SOMEWHERE on a scratchy videotape - possibly even on YouTube - is footage of me screaming my head off, while my boyfriend’s internal organs spill out of him, following an incident with a chainsaw.

I’d totally forgotten that I was once in a horror film. It was only the other day, when yet another Halloween press release landed in my inbox, that I recalled my hazy summer of horror on a beach in North Wales.

It was the end of my final year at university. The exams were finished and a few of us were hanging out over summer, clinging to the last golden days of student life before the real world kicked in.

A friend who fancied himself as David Cronenberg was shooting a ‘no budget’ horror film and my boyfriend at the time played a murder victim. With a bin liner full of rotting animal entrails strapped beneath his shirt, he was chased across the beach by someone with a chainsaw. I was cast as a screaming girl.

The chainsaw scene was shot several times. The entrails - which as far as I recall came from a local abbatoir - started to leak. Eventually the shirt was filmed being ripped open, and the wretched stuff spilled out onto the sand. It was the worst stench I have ever known.

I can’t remember what the film was called and I’ve no idea what happened to it. I think I had one line. My role mostly involved hysterical screaming at the camera.

It’s odd that I came to be in a ‘slasher’ film, as I’ve never been fond of the horror genre. I saw my first ‘video nastie’ aged about 14, when my friend’s family got a VCR way before anyone else. Her older brother acquired some dodgy copies and we’d sit with the lights off, watching Linda Blair’s head spinning round and Leatherface running amok. I thought The Exorcist was a bit daft, but The Texas Chainsaw Massacre haunted me for years.

With Halloween around the corner - is it just me or does it seem like it’s been Halloween for several weeks already? - horror fans will be gearing up for movie marathons. The industry is thriving, with several “highly anticipated horror sequels” including The Exorcist: Believer and The Nun II released this year, as well as new films like Five Nights At Freddy’s.

Horror has a significant place in movie history, with The Shining, Psycho, Nosferatu, Rosemary’s Baby, Carrie, Les Diaboliques and The Omen among the classics. What is the enduring appeal of the genre? Why do we enjoy being scared witless?

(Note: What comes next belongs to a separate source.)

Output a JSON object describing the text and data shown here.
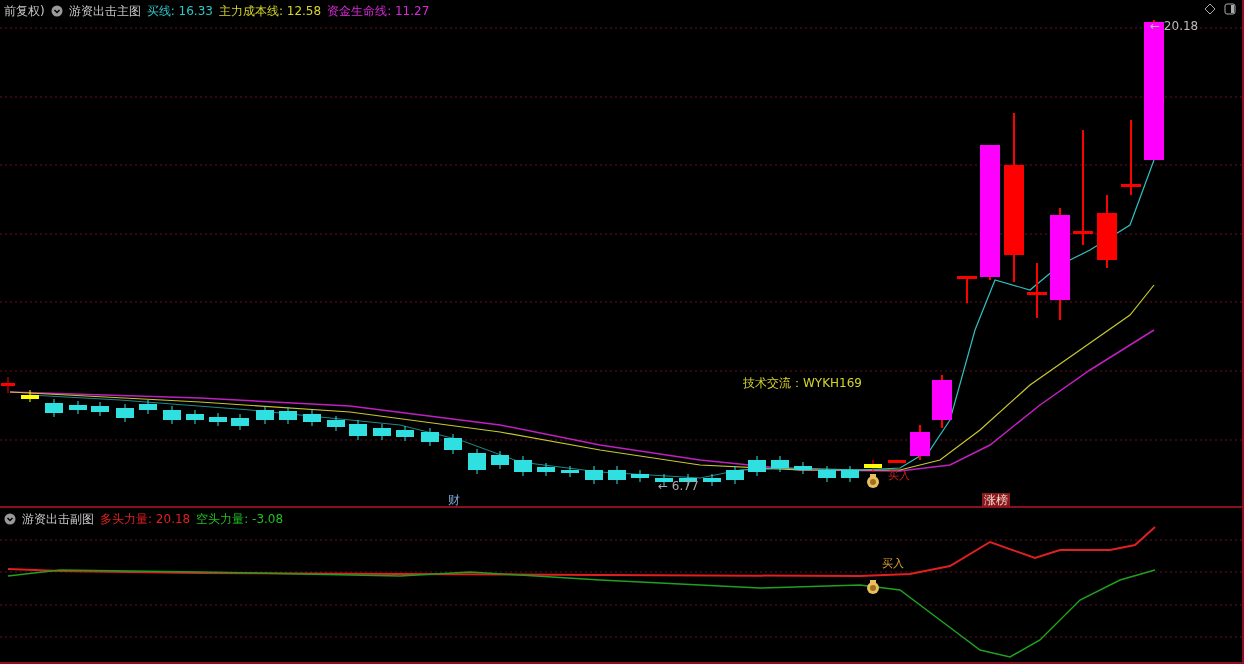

Such “recreational fear” is said to help us learn about our own response to danger. Unlike our ancient ancestors, who had to be on constant alert for predators, we don’t tend to encounter terror on a daily basis. So what’s it like to be really frightened? How much fear can we take before we start screaming and leap behind the sofa?

Horror movies test our reactions to fight or flight situations. There’s a theory that they can help with resilience; I read about a study that found people who watched horror films were less distressed by the pandemic, and fans of the apocalyptic sub-genre coped better in lockdown.

With a horror movie, there’s also the relief of knowing that, once the credits have rolled and the zombies/vampires/aliens/axe murderers/killer bees have gone, we are safe.

None of the above worked for me. Watching Texas Chainsaw Massacre when I was 14 didn’t make me particularly resilient. It just kept me awake at night. And instead of feeling safe when the film ended, I felt low level trauma.

I couldn’t sit through a horror film now, but I do enjoy a good ghost story, because they’re creepy and atmospheric, without full-blown gore and nastiness. I’ve had my fill of chainsaws and rotting entrails.

* What’s your favourite horror film? What horror genre gets you screaming on the sofa? Or do you prefer a spooky ghost story? Share your Halloween movie choices with us: email